We're in the middle of what's been heralded as the fourth Industrial Revolution. The first three revolved around advances in manufacturing, this ones one goes far beyond manufacturing. Smart, connected technologies are transforming how parts and products are designed, made, used, and maintained. And by ushering in a digital reality, they are transforming organizations themselves.
Information technology is revolutionizing products. Once composed solely of mechanical and electrical parts, products have become complex systems that combine hardware, sensors, data storage, microprocessors, software, and connectivity in myriad ways. These "smart, connected products"—made possible by vast improvements in processing power and device miniaturization and by the network benefits of ubiquitous wireless connectivity—have unleashed a new era of competition.
The phrase "internet of things" has arisen to reflect the growing number of smart, connected products and highlight the new opportunities they can represent. Yet this phrase is not very helpful in understanding the phenomenon or its implications. The internet, whether involving people or things, is simply a mechanism for transmitting information. What makes smart, connected products fundamentally different is not the internet, but the changing nature of the "things." It is the expanded capabilities of smart, connected products and the data they generate that are ushering in a new era of competition. Companies must look beyond the technologies themselves to the competitive transformation taking place.
What Are Smart, Connected Products?
Smart, connected products have three core elements: physical components, "smart" components, and connectivity components. Smart components amplify the capabilities and value of the physical components, while connectivity amplifies the capabilities and value of the smart components and enables some of them to exist outside the physical product itself. The result is a virtuous cycle of value improvement.
Physical components comprise the product's mechanical and electrical parts. In a car, for example, these include the engine block, tires, and batteries.

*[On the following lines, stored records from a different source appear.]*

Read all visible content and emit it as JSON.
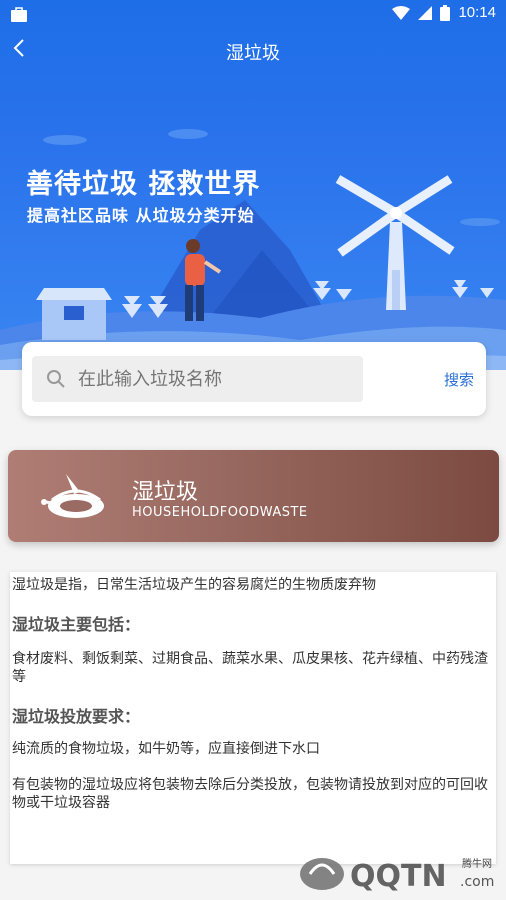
{
  "status_bar": {
    "time": "10:14"
  },
  "header": {
    "title": "湿垃圾"
  },
  "banner": {
    "slogan_main": "善待垃圾 拯救世界",
    "slogan_sub": "提高社区品味 从垃圾分类开始"
  },
  "search": {
    "placeholder": "在此输入垃圾名称",
    "button_label": "搜索"
  },
  "category": {
    "name": "湿垃圾",
    "english": "HOUSEHOLDFOODWASTE"
  },
  "content": {
    "definition": "湿垃圾是指，日常生活垃圾产生的容易腐烂的生物质废弃物",
    "includes_heading": "湿垃圾主要包括：",
    "includes_text": "食材废料、剩饭剩菜、过期食品、蔬菜水果、瓜皮果核、花卉绿植、中药残渣等",
    "requirements_heading": "湿垃圾投放要求：",
    "requirement_1": "纯流质的食物垃圾，如牛奶等，应直接倒进下水口",
    "requirement_2": "有包装物的湿垃圾应将包装物去除后分类投放，包装物请投放到对应的可回收物或干垃圾容器"
  },
  "watermark": {
    "text": "腾牛网"
  }
}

Smart components comprise the sensors, microprocessors, data storage, controls, software, and, typically, an embedded operating system and enhanced user interface. In a car, for example, smart components include the engine control unit, antilock braking system, rain-sensing windshields with automated wipers, and touch screen displays. In many products, software replaces some hardware components or enables a single physical device to perform at a variety of levels.
Connectivity components comprise the ports, antennae, and protocols enabling wired or wireless connections with the product. Connectivity takes three forms, which can be present together:
One-to-one: An individual product connects to the user, the manufacturer, or another product through a port or other interface—for example, when a car is hooked up to a diagnostic machine.
One-to-many: A central system is continuously or intermittently connected to many products simultaneously. For example, many Tesla automobiles are connected to a single manufacturer system that monitors performance and accomplishes remote service and upgrades.
Many-to-many: Multiple products connect to many other types of products and often also to external data sources. An array of types of farm equipment are connected to one another, and to geolocation data, to coordinate and optimize the farm system. For example, automated tillers inject nitrogen fertilizer at precise depths and intervals, and seeders follow, placing corn seeds directly in the fertilized soil.
Connectivity serves a dual purpose. First, it allows information to be exchanged between the product and its operating environment, its maker, its users, and other products and systems. Second, connectivity enables some functions of the product to exist outside the physical device, in what is known as the product cloud. For example, in Bose's new Wi-Fi system, a smartphone application running in the product cloud streams music to the system from the internet. To achieve high levels of functionality, all three types of connectivity are necessary.
Why now? An array of innovations across the technology landscape have converged to make smart, connected products technically and economically feasible. These include breakthroughs in the performance, miniaturization, and energy efficiency of sensors and batteries; highly compact, low-cost computer processing power and data storage, which make it feasible to put computers inside products; cheap connectivity ports and ubiquitous, low-cost wireless connectivity; tools that enable rapid software development; big data analytics; and a new IPv6 internet registration system opening up 340 trillion trillion trillion potential new internet addresses for individual devices, with protocols that support greater security, simplify handoffs as devices move across networks, and allow devices to request addresses autonomously without the need for IT support.
If you would like to learn more about Industry 4.0 and how it can help your business, give Total Technology Partners a call. We're more than happy to talk.